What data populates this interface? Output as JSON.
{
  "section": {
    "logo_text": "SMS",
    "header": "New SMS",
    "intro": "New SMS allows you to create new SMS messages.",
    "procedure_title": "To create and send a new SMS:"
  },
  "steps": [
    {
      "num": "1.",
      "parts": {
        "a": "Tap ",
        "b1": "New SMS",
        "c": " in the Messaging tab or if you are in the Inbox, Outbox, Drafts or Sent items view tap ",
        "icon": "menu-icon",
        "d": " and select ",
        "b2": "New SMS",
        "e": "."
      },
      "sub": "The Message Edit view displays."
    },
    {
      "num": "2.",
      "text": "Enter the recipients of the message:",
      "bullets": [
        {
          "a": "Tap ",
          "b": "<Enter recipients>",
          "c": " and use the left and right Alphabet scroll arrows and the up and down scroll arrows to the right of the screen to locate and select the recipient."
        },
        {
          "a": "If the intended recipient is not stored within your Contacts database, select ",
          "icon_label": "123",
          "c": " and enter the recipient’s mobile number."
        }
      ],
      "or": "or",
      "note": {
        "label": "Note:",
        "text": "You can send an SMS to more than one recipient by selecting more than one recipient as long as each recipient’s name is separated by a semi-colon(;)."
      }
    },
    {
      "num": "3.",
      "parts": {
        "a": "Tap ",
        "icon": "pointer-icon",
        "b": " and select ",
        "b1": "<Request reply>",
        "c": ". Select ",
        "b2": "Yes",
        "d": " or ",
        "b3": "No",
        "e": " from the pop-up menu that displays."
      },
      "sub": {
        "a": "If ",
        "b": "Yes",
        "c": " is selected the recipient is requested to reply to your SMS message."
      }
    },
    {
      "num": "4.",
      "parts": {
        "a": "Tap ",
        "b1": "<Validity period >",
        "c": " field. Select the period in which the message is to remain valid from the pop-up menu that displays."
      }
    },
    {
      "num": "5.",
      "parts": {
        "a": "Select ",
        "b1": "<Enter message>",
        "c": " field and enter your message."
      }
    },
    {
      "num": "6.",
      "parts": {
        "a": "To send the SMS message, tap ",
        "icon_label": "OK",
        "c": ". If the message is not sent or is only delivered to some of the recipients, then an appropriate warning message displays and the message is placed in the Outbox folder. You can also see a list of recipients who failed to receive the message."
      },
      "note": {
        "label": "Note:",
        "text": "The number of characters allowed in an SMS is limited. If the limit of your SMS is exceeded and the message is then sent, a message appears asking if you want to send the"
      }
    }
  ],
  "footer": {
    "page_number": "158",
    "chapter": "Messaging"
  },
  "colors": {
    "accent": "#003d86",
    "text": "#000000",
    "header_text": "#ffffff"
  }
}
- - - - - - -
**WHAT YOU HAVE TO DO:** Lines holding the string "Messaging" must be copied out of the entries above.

**PROBLEM SOLUTION:**
        "c": " in the Messaging tab or if you are in the Inbox, Outbox, Drafts or Sent items view tap ",
    "chapter": "Messaging"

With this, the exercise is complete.